Story Source:

The above story is based on materials provided by Inderscience Publishers. Note: Materials may be edited for content and length.


Journal Reference:

  1. Christopher Sibona, Steven Walczak. Unfriending on Facebook: factors affecting online relationship termination in social networks and its impact on business. International Journal of the Business Environment, February 2014

Cite This Page:

Inderscience Publishers. "Researching Facebook business: The business of 'unfriending'." ScienceDaily. ScienceDaily, 20 February 2014. <www.sciencedaily.com/releases/2014/02/140220094957.htm>.
Inderscience Publishers. (2014, February 20). Researching Facebook business: The business of 'unfriending'. ScienceDaily. Retrieved December 20, 2014 from www.sciencedaily.com/releases/2014/02/140220094957.htm
Inderscience Publishers. "Researching Facebook business: The business of 'unfriending'." ScienceDaily. www.sciencedaily.com/releases/2014/02/140220094957.htm (accessed December 20, 2014).

Share This


More From ScienceDaily



More Computers & Math News

Saturday, December 20, 2014

Featured Research

from universities, journals, and other organizations


Featured Videos

from AP, Reuters, AFP, and other news services

Building Google Into Cars

Building Google Into Cars

Reuters - Business Video Online (Dec. 19, 2014) Google's next Android version could become the standard that'll power your vehicle's entertainment and navigation features, Reuters has learned. Fred Katayama reports. Video provided by Reuters
Powered by NewsLook.com
After Sony Hack, What's Next?

After Sony Hack, What's Next?

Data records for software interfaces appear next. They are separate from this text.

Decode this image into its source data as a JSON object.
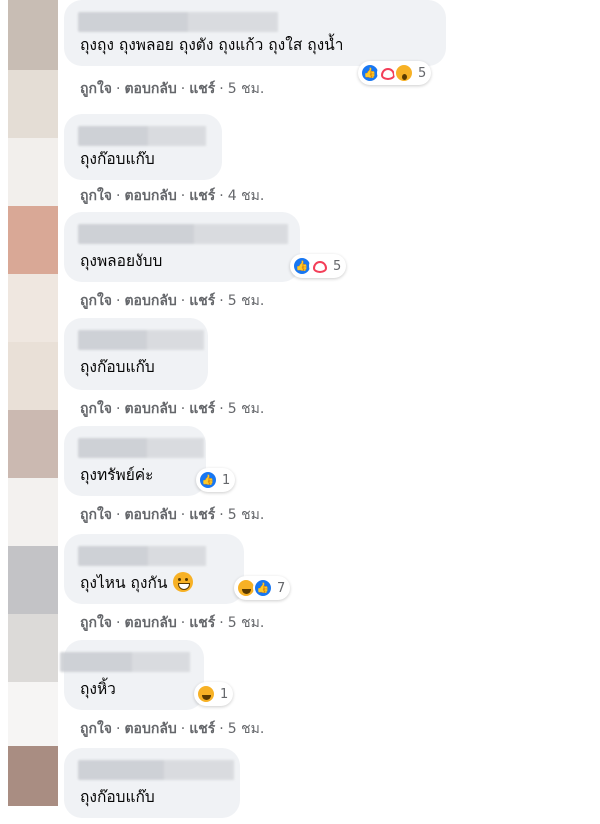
{
  "action_labels": {
    "like": "ถูกใจ",
    "reply": "ตอบกลับ",
    "share": "แชร์",
    "separator": "·"
  },
  "comments": [
    {
      "text": "ถุงถุง ถุงพลอย ถุงตัง ถุงแก้ว ถุงใส ถุงน้ำ",
      "reactions": [
        "like-icon",
        "love-icon",
        "wow-icon"
      ],
      "reaction_count": "5",
      "time": "5 ชม."
    },
    {
      "text": "ถุงก๊อบแก๊บ",
      "reactions": [],
      "reaction_count": "",
      "time": "4 ชม."
    },
    {
      "text": "ถุงพลอยงับบ",
      "reactions": [
        "like-icon",
        "love-icon"
      ],
      "reaction_count": "5",
      "time": "5 ชม."
    },
    {
      "text": "ถุงก๊อบแก๊บ",
      "reactions": [],
      "reaction_count": "",
      "time": "5 ชม."
    },
    {
      "text": "ถุงทรัพย์ค่ะ",
      "reactions": [
        "like-icon"
      ],
      "reaction_count": "1",
      "time": "5 ชม."
    },
    {
      "text": "ถุงไหน ถุงกัน",
      "inline_emoji": "grinning-face-icon",
      "reactions": [
        "haha-icon",
        "like-icon"
      ],
      "reaction_count": "7",
      "time": "5 ชม."
    },
    {
      "text": "ถุงหิ้ว",
      "reactions": [
        "haha-icon"
      ],
      "reaction_count": "1",
      "time": "5 ชม."
    },
    {
      "text": "ถุงก๊อบแก๊บ",
      "reactions": [],
      "reaction_count": "",
      "time": ""
    }
  ],
  "colors": {
    "bubble": "#f0f2f5",
    "meta_text": "#65676b",
    "like_blue": "#1877f2",
    "love_red": "#f33e58",
    "emoji_yellow": "#f7b125"
  }
}
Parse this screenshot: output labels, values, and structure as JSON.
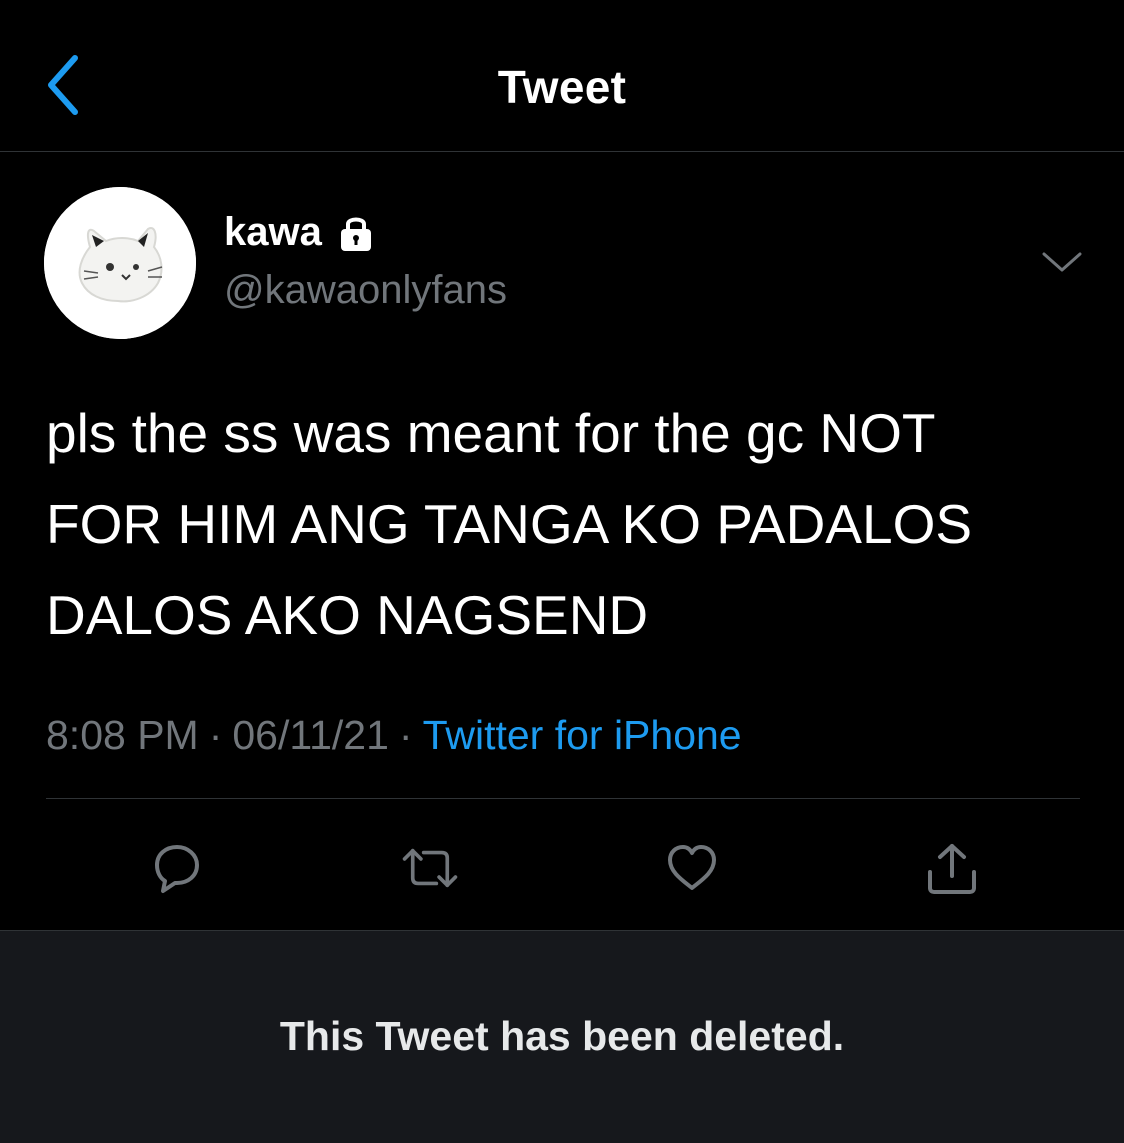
{
  "header": {
    "title": "Tweet",
    "back_icon": "chevron-left-icon"
  },
  "author": {
    "display_name": "kawa",
    "handle": "@kawaonlyfans",
    "protected_icon": "lock-icon",
    "avatar": "cat-plush-avatar"
  },
  "tweet": {
    "text_line1": "pls the ss was meant for the gc NOT",
    "text_line2": "FOR HIM ANG TANGA KO PADALOS",
    "text_line3": "DALOS AKO NAGSEND",
    "time": "8:08 PM",
    "separator": "·",
    "date": "06/11/21",
    "source": "Twitter for iPhone"
  },
  "actions": {
    "reply_icon": "reply-icon",
    "retweet_icon": "retweet-icon",
    "like_icon": "heart-icon",
    "share_icon": "share-icon"
  },
  "notice": {
    "deleted_text": "This Tweet has been deleted."
  },
  "colors": {
    "accent": "#1d9bf0",
    "background": "#000000",
    "secondary_text": "#71767b",
    "notice_background": "#16181c"
  }
}
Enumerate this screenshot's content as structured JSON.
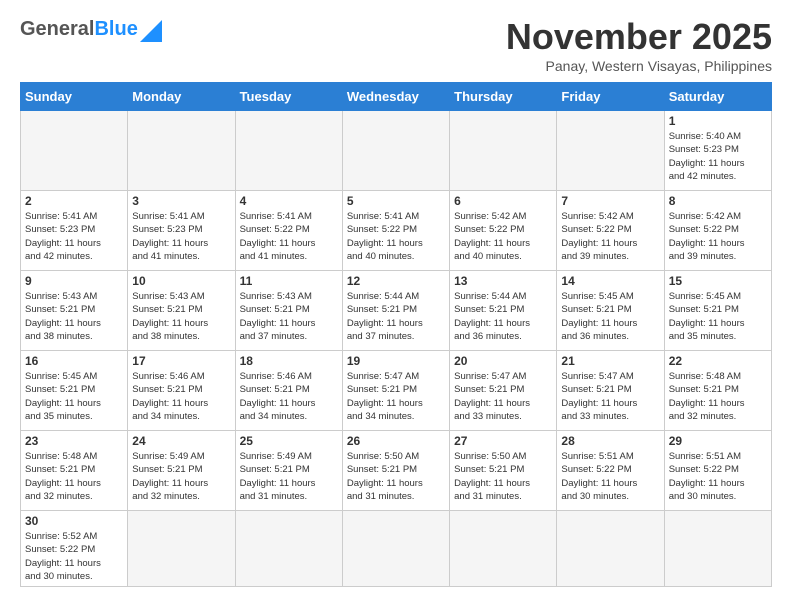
{
  "header": {
    "logo_general": "General",
    "logo_blue": "Blue",
    "title": "November 2025",
    "subtitle": "Panay, Western Visayas, Philippines"
  },
  "calendar": {
    "days_of_week": [
      "Sunday",
      "Monday",
      "Tuesday",
      "Wednesday",
      "Thursday",
      "Friday",
      "Saturday"
    ],
    "weeks": [
      [
        {
          "day": "",
          "info": ""
        },
        {
          "day": "",
          "info": ""
        },
        {
          "day": "",
          "info": ""
        },
        {
          "day": "",
          "info": ""
        },
        {
          "day": "",
          "info": ""
        },
        {
          "day": "",
          "info": ""
        },
        {
          "day": "1",
          "info": "Sunrise: 5:40 AM\nSunset: 5:23 PM\nDaylight: 11 hours\nand 42 minutes."
        }
      ],
      [
        {
          "day": "2",
          "info": "Sunrise: 5:41 AM\nSunset: 5:23 PM\nDaylight: 11 hours\nand 42 minutes."
        },
        {
          "day": "3",
          "info": "Sunrise: 5:41 AM\nSunset: 5:23 PM\nDaylight: 11 hours\nand 41 minutes."
        },
        {
          "day": "4",
          "info": "Sunrise: 5:41 AM\nSunset: 5:22 PM\nDaylight: 11 hours\nand 41 minutes."
        },
        {
          "day": "5",
          "info": "Sunrise: 5:41 AM\nSunset: 5:22 PM\nDaylight: 11 hours\nand 40 minutes."
        },
        {
          "day": "6",
          "info": "Sunrise: 5:42 AM\nSunset: 5:22 PM\nDaylight: 11 hours\nand 40 minutes."
        },
        {
          "day": "7",
          "info": "Sunrise: 5:42 AM\nSunset: 5:22 PM\nDaylight: 11 hours\nand 39 minutes."
        },
        {
          "day": "8",
          "info": "Sunrise: 5:42 AM\nSunset: 5:22 PM\nDaylight: 11 hours\nand 39 minutes."
        }
      ],
      [
        {
          "day": "9",
          "info": "Sunrise: 5:43 AM\nSunset: 5:21 PM\nDaylight: 11 hours\nand 38 minutes."
        },
        {
          "day": "10",
          "info": "Sunrise: 5:43 AM\nSunset: 5:21 PM\nDaylight: 11 hours\nand 38 minutes."
        },
        {
          "day": "11",
          "info": "Sunrise: 5:43 AM\nSunset: 5:21 PM\nDaylight: 11 hours\nand 37 minutes."
        },
        {
          "day": "12",
          "info": "Sunrise: 5:44 AM\nSunset: 5:21 PM\nDaylight: 11 hours\nand 37 minutes."
        },
        {
          "day": "13",
          "info": "Sunrise: 5:44 AM\nSunset: 5:21 PM\nDaylight: 11 hours\nand 36 minutes."
        },
        {
          "day": "14",
          "info": "Sunrise: 5:45 AM\nSunset: 5:21 PM\nDaylight: 11 hours\nand 36 minutes."
        },
        {
          "day": "15",
          "info": "Sunrise: 5:45 AM\nSunset: 5:21 PM\nDaylight: 11 hours\nand 35 minutes."
        }
      ],
      [
        {
          "day": "16",
          "info": "Sunrise: 5:45 AM\nSunset: 5:21 PM\nDaylight: 11 hours\nand 35 minutes."
        },
        {
          "day": "17",
          "info": "Sunrise: 5:46 AM\nSunset: 5:21 PM\nDaylight: 11 hours\nand 34 minutes."
        },
        {
          "day": "18",
          "info": "Sunrise: 5:46 AM\nSunset: 5:21 PM\nDaylight: 11 hours\nand 34 minutes."
        },
        {
          "day": "19",
          "info": "Sunrise: 5:47 AM\nSunset: 5:21 PM\nDaylight: 11 hours\nand 34 minutes."
        },
        {
          "day": "20",
          "info": "Sunrise: 5:47 AM\nSunset: 5:21 PM\nDaylight: 11 hours\nand 33 minutes."
        },
        {
          "day": "21",
          "info": "Sunrise: 5:47 AM\nSunset: 5:21 PM\nDaylight: 11 hours\nand 33 minutes."
        },
        {
          "day": "22",
          "info": "Sunrise: 5:48 AM\nSunset: 5:21 PM\nDaylight: 11 hours\nand 32 minutes."
        }
      ],
      [
        {
          "day": "23",
          "info": "Sunrise: 5:48 AM\nSunset: 5:21 PM\nDaylight: 11 hours\nand 32 minutes."
        },
        {
          "day": "24",
          "info": "Sunrise: 5:49 AM\nSunset: 5:21 PM\nDaylight: 11 hours\nand 32 minutes."
        },
        {
          "day": "25",
          "info": "Sunrise: 5:49 AM\nSunset: 5:21 PM\nDaylight: 11 hours\nand 31 minutes."
        },
        {
          "day": "26",
          "info": "Sunrise: 5:50 AM\nSunset: 5:21 PM\nDaylight: 11 hours\nand 31 minutes."
        },
        {
          "day": "27",
          "info": "Sunrise: 5:50 AM\nSunset: 5:21 PM\nDaylight: 11 hours\nand 31 minutes."
        },
        {
          "day": "28",
          "info": "Sunrise: 5:51 AM\nSunset: 5:22 PM\nDaylight: 11 hours\nand 30 minutes."
        },
        {
          "day": "29",
          "info": "Sunrise: 5:51 AM\nSunset: 5:22 PM\nDaylight: 11 hours\nand 30 minutes."
        }
      ],
      [
        {
          "day": "30",
          "info": "Sunrise: 5:52 AM\nSunset: 5:22 PM\nDaylight: 11 hours\nand 30 minutes."
        },
        {
          "day": "",
          "info": ""
        },
        {
          "day": "",
          "info": ""
        },
        {
          "day": "",
          "info": ""
        },
        {
          "day": "",
          "info": ""
        },
        {
          "day": "",
          "info": ""
        },
        {
          "day": "",
          "info": ""
        }
      ]
    ]
  }
}
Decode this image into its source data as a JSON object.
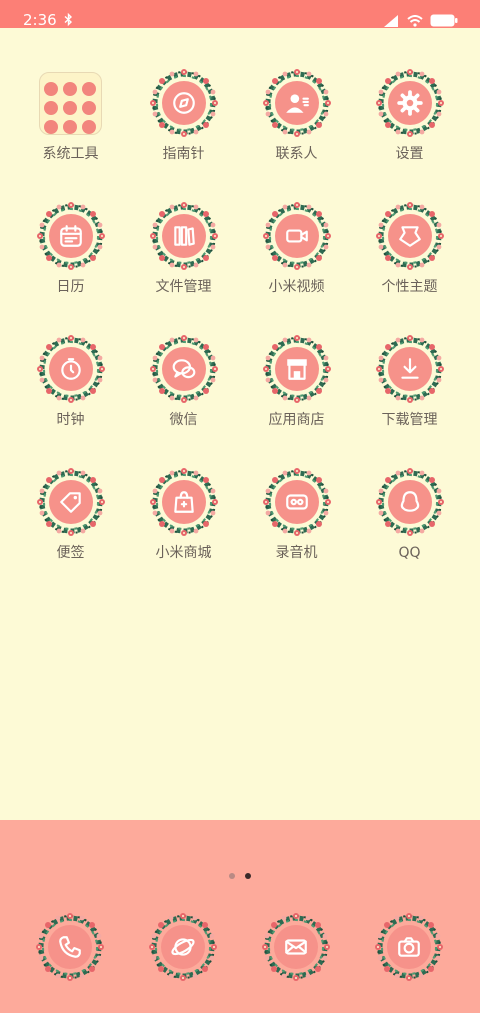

Reuters - US Online Video (Dec. 19, 2014) The hacking attack on Sony Pictures has U.S. government officials weighing their response to the cyber-attack. Linda So reports. Video provided by Reuters
Powered by NewsLook.com
Navy Unveils Robot Fish

Navy Unveils Robot Fish

Reuters - Light News Video Online (Dec. 18, 2014) The U.S. Navy unveils an underwater device that mimics the movement of a fish. Tara Cleary reports. Video provided by Reuters
Powered by NewsLook.com
How 2014 Shaped The Future Of The Internet

How 2014 Shaped The Future Of The Internet

Newsy (Dec. 18, 2014) It has been a long, busy year for Net Neutrality. The stage is set for an expected landmark FCC decision sometime in 2015. Video provided by Newsy
Powered by NewsLook.com

Search ScienceDaily

Number of stories in archives: 140,361

Find with keyword(s):
Enter a keyword or phrase to search ScienceDaily for related topics and research stories.

Save/Print:
Share:

Breaking News:

Strange & Offbeat Stories


Space & Time

Matter & Energy

Computers & Math

In Other News

... from NewsDaily.com

Science News

Health News

Environment News

Technology News



Save/Print:
Share:

Free Subscriptions


Get the latest science news with ScienceDaily's free email newsletters, updated daily and weekly. Or view hourly updated newsfeeds in your RSS reader:

Get Social & Mobile


Keep up to date with the latest news from ScienceDaily via social networks and mobile apps:

Have Feedback?


Tell us what you think of ScienceDaily -- we welcome both positive and negative comments. Have any problems using the site? Questions?
Mobile: iPhone Android Web
Follow: Facebook Twitter Google+
Subscribe: RSS Feeds Email Newsletters
Latest Headlines Health & Medicine Mind & Brain Space & Time Matter & Energy Computers & Math Plants & Animals Earth & Climate Fossils & Ruins